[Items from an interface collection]
==================================================
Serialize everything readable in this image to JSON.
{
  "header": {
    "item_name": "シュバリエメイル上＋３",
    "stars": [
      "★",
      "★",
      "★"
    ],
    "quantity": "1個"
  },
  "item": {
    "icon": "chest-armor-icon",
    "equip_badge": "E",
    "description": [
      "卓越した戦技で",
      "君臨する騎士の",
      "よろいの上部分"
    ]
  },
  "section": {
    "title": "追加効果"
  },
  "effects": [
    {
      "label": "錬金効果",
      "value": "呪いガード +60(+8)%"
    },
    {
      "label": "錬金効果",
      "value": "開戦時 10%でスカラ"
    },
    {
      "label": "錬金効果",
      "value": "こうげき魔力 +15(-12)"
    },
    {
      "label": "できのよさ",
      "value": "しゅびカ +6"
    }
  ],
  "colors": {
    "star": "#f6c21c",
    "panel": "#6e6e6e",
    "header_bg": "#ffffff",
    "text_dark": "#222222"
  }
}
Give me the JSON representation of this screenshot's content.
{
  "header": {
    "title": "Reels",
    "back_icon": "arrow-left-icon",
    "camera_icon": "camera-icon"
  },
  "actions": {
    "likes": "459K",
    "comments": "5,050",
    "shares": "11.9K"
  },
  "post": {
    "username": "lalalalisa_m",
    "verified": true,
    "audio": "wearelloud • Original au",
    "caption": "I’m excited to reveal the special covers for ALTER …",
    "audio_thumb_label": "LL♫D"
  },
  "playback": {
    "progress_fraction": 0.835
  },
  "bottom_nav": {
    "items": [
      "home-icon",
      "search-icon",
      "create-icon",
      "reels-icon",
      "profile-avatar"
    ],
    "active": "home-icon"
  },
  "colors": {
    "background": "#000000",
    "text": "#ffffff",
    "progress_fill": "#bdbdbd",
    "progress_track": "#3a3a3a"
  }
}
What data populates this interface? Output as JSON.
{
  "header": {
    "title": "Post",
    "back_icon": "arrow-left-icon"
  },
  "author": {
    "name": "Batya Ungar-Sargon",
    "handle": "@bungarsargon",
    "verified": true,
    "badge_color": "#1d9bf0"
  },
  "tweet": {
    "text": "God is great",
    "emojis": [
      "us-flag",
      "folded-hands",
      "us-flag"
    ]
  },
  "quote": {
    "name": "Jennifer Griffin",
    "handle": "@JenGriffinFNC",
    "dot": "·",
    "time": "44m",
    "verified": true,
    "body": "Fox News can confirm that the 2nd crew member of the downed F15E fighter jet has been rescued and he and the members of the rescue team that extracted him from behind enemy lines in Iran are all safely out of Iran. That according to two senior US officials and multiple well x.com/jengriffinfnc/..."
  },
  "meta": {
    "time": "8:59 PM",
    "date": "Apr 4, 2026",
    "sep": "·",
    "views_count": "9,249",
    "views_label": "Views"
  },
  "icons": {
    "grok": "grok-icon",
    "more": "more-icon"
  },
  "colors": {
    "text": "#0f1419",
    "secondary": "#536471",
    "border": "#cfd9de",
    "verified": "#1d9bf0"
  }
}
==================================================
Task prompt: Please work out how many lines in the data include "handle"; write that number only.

Solution for this problem: 2